Web page and app entries:
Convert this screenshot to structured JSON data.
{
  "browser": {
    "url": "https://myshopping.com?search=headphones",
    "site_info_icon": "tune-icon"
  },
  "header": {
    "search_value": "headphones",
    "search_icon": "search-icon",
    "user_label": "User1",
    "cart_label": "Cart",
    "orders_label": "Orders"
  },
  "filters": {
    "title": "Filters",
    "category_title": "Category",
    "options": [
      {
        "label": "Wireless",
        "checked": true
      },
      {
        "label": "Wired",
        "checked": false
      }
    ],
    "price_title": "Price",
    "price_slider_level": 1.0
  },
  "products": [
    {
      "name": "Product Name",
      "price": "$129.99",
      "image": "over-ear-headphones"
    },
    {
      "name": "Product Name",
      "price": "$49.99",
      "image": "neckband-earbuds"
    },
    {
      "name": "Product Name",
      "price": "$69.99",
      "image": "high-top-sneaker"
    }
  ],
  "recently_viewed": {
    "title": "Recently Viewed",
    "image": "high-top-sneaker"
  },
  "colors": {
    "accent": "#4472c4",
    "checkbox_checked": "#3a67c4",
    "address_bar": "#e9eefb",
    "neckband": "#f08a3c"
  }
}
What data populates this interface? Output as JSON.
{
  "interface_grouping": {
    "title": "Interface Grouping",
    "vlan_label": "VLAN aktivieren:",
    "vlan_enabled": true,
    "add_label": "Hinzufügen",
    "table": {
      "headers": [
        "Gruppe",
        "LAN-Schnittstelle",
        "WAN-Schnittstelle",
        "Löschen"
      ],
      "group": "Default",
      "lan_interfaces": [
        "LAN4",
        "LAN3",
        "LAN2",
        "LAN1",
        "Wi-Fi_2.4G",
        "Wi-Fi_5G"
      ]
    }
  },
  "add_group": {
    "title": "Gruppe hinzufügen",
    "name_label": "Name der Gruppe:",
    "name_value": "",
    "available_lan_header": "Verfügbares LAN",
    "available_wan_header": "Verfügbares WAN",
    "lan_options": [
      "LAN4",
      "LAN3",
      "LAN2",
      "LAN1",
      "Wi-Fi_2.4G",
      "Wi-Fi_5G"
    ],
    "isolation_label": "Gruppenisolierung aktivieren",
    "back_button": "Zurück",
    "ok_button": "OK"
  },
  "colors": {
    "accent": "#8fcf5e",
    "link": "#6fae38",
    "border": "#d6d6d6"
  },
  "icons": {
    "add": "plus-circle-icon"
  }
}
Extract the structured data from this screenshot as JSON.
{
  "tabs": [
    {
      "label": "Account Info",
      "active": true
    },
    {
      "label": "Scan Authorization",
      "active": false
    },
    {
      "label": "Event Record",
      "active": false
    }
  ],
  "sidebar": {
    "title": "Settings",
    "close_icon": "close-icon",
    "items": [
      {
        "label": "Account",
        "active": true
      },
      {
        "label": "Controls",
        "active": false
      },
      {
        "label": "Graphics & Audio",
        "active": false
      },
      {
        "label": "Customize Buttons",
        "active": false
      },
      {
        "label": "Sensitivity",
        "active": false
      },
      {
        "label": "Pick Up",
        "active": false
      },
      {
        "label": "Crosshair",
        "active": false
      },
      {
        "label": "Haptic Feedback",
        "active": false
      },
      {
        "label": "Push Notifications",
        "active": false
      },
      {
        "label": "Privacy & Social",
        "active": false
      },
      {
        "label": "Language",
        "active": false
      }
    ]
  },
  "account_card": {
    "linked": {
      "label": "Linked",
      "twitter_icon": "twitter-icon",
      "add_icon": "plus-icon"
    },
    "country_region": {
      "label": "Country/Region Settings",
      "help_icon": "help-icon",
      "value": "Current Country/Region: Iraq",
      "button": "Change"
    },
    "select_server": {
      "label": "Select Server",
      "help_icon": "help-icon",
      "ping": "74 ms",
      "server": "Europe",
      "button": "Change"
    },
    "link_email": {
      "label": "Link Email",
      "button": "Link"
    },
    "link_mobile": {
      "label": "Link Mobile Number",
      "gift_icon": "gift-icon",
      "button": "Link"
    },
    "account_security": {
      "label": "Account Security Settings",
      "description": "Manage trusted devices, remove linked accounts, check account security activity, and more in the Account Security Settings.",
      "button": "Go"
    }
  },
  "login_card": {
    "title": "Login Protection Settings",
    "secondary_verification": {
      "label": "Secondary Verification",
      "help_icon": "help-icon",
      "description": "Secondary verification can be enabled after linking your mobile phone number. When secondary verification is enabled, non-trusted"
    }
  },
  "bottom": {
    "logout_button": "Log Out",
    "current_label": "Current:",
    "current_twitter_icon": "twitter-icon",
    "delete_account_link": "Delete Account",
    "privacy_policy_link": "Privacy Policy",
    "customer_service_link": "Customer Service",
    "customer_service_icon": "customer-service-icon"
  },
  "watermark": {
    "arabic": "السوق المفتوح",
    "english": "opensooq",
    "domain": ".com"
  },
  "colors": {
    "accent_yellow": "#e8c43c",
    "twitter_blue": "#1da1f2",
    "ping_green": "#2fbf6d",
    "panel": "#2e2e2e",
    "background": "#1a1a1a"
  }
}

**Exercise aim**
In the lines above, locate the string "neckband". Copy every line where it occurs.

**Completed exercise**
      "image": "neckband-earbuds"
    "neckband": "#f08a3c"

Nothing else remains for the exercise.